▸ **WORK REQUIRED**
Looking at the records below, please work out how many lines contain the word "IkedaKiyohiko" and give the number alone.

▸ **Data excerpts**
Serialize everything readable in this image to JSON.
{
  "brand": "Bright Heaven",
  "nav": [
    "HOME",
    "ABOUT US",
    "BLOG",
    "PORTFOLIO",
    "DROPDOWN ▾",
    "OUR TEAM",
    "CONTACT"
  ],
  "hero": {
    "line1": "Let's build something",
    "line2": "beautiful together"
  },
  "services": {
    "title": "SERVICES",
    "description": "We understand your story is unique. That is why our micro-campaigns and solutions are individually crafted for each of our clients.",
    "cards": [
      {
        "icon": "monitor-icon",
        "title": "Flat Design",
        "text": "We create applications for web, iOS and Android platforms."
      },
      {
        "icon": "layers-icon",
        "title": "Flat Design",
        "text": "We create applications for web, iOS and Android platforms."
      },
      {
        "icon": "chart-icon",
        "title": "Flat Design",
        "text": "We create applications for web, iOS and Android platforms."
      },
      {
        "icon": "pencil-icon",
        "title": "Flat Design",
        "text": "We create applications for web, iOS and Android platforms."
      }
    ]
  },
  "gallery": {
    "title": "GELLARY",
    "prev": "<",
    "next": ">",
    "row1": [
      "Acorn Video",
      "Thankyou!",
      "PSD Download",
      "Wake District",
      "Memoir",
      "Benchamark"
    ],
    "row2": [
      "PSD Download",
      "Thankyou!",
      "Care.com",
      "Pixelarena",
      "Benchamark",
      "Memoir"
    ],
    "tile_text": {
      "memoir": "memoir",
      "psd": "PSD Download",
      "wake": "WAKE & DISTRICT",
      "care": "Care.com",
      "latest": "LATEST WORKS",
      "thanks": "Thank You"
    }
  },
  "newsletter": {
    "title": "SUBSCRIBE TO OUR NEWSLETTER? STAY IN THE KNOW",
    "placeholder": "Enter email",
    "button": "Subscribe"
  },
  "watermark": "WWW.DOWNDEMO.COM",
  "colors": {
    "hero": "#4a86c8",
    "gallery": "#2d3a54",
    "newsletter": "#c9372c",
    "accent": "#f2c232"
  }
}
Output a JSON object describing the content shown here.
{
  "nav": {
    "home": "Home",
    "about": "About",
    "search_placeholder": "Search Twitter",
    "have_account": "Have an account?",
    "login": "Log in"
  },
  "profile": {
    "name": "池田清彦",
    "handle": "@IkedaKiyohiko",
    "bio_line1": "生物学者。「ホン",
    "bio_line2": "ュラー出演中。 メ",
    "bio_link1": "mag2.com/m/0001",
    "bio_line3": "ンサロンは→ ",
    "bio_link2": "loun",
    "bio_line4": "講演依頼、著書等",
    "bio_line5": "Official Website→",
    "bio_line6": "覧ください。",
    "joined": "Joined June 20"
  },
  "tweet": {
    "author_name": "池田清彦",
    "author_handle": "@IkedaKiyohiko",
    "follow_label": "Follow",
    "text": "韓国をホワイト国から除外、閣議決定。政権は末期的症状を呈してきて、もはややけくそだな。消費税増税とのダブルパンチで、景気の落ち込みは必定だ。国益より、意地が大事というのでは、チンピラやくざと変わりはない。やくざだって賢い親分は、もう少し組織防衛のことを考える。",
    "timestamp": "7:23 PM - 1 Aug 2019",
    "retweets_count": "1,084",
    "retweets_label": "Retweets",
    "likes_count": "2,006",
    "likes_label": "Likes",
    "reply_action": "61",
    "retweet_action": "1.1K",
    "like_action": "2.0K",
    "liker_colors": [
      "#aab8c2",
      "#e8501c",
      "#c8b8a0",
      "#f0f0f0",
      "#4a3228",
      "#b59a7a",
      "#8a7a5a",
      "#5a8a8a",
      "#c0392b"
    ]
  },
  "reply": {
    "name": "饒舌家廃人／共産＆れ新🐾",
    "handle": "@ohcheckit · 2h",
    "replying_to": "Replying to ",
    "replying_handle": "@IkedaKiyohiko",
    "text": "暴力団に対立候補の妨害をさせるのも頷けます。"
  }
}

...

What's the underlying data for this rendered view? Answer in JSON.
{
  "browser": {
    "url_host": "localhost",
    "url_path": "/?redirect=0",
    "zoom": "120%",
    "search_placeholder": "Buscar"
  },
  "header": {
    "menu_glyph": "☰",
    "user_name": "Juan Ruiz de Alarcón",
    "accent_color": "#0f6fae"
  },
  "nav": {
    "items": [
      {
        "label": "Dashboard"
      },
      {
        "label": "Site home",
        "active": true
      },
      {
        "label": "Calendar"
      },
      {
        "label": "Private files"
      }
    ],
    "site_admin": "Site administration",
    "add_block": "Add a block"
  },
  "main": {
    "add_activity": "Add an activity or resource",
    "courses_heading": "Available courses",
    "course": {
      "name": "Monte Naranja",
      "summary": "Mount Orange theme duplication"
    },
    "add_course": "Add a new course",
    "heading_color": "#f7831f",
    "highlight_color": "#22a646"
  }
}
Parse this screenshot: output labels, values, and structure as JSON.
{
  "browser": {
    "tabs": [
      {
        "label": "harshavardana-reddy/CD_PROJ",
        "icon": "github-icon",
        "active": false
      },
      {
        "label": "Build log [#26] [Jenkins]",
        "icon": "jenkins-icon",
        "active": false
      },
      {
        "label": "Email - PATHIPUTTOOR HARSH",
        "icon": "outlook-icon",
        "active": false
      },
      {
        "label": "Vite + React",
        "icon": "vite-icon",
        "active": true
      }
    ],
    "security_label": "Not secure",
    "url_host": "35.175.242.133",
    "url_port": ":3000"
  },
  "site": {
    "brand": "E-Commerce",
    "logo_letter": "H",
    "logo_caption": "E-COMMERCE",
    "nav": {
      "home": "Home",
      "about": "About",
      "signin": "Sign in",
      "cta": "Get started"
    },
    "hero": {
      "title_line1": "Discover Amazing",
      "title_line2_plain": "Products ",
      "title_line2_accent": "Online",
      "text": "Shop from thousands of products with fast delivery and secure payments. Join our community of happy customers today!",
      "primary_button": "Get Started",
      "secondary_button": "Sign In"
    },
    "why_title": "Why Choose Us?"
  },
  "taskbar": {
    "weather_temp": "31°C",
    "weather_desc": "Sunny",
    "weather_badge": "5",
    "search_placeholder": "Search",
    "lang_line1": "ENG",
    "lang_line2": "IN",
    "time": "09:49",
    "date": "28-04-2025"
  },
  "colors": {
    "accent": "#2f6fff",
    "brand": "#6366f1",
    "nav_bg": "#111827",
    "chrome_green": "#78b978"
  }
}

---

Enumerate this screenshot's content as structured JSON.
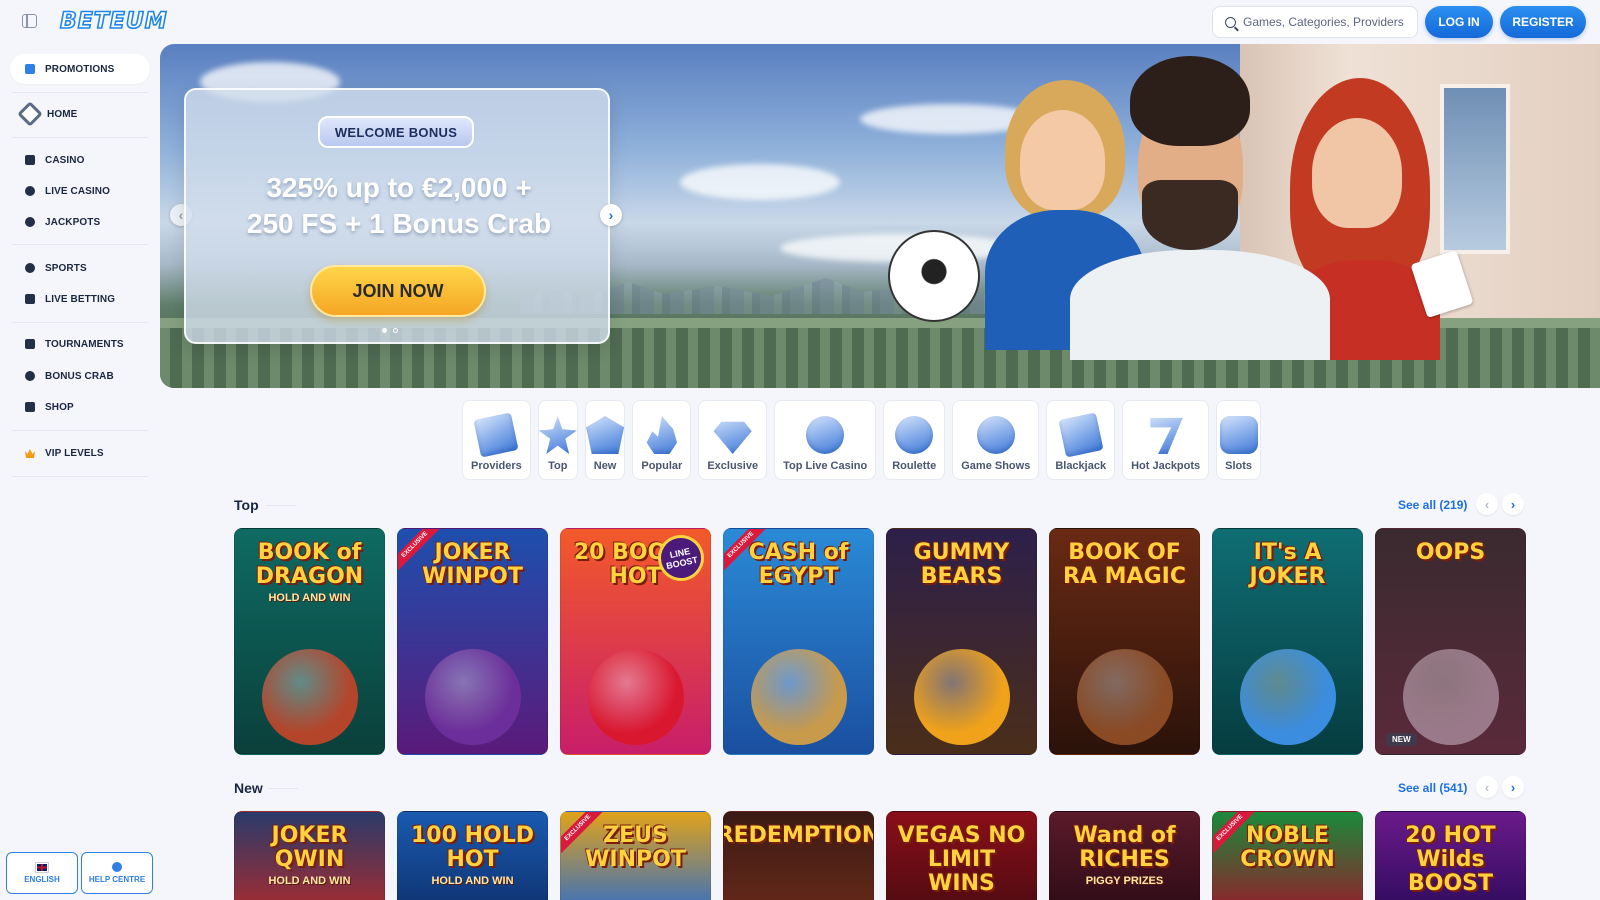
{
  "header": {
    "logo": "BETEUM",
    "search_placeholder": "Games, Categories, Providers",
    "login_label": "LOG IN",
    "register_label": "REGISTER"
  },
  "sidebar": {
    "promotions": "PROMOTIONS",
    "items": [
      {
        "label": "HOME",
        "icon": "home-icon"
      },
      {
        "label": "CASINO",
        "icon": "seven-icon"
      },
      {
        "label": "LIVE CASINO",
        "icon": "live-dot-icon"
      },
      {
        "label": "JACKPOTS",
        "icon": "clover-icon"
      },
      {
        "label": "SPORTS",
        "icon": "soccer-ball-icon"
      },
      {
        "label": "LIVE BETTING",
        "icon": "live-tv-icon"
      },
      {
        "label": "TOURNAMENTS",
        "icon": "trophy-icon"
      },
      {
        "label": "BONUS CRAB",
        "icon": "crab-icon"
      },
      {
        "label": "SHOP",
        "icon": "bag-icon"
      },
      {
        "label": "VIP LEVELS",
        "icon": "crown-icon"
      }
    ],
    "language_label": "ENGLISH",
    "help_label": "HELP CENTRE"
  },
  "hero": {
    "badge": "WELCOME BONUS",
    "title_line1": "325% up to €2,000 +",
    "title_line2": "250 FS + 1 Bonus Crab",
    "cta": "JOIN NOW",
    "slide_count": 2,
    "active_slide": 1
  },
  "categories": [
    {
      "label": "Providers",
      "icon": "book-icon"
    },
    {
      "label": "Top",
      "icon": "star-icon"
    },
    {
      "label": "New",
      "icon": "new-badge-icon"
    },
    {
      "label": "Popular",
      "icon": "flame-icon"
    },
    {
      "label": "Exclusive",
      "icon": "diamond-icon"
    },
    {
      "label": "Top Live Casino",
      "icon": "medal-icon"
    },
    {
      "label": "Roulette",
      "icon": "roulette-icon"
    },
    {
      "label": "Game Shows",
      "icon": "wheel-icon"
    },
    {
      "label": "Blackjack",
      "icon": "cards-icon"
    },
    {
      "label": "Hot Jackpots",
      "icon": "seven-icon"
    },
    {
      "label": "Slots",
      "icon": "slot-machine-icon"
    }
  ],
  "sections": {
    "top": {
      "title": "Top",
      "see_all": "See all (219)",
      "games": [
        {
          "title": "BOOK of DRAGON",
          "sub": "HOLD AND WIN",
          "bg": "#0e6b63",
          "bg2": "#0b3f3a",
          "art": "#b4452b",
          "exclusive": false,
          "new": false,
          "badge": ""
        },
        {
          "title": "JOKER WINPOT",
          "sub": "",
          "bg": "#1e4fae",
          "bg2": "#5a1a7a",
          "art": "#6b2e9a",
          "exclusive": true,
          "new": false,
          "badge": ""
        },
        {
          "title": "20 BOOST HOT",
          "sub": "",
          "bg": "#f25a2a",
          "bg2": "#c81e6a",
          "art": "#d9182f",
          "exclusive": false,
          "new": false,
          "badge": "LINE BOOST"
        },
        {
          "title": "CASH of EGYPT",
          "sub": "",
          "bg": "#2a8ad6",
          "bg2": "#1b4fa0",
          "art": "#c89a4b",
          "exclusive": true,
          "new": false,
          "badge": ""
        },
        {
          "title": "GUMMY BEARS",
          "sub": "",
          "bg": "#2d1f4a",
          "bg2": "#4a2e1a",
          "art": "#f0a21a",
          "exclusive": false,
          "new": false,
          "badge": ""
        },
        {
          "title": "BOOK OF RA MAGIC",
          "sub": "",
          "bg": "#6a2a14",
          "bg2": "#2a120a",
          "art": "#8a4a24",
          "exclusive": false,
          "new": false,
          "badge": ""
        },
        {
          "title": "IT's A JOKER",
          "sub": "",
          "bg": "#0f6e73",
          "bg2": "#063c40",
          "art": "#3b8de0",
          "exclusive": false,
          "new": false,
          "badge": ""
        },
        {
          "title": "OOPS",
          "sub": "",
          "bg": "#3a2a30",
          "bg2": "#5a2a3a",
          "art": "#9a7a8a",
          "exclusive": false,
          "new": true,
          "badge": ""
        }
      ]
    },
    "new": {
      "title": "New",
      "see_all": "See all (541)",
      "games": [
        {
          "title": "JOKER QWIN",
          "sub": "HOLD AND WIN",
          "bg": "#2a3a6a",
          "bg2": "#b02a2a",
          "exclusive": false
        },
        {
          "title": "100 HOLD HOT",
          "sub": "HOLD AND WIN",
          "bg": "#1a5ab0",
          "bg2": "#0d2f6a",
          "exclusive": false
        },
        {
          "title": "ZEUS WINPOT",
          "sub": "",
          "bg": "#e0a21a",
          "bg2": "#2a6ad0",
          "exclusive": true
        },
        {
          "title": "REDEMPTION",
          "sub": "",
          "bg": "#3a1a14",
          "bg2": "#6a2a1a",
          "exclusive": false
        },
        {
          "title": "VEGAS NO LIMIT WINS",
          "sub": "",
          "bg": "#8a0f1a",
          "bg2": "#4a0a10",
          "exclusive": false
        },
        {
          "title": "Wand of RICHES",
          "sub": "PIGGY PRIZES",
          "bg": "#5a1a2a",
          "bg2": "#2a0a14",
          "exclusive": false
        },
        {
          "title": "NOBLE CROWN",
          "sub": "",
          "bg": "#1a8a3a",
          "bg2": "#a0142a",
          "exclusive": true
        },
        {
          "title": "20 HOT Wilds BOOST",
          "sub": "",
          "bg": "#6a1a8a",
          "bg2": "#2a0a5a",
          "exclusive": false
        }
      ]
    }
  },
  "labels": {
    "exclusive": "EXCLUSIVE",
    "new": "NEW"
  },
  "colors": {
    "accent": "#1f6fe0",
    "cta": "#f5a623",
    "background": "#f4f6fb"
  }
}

▸ **SOLUTION TO THE EXERCISE**
3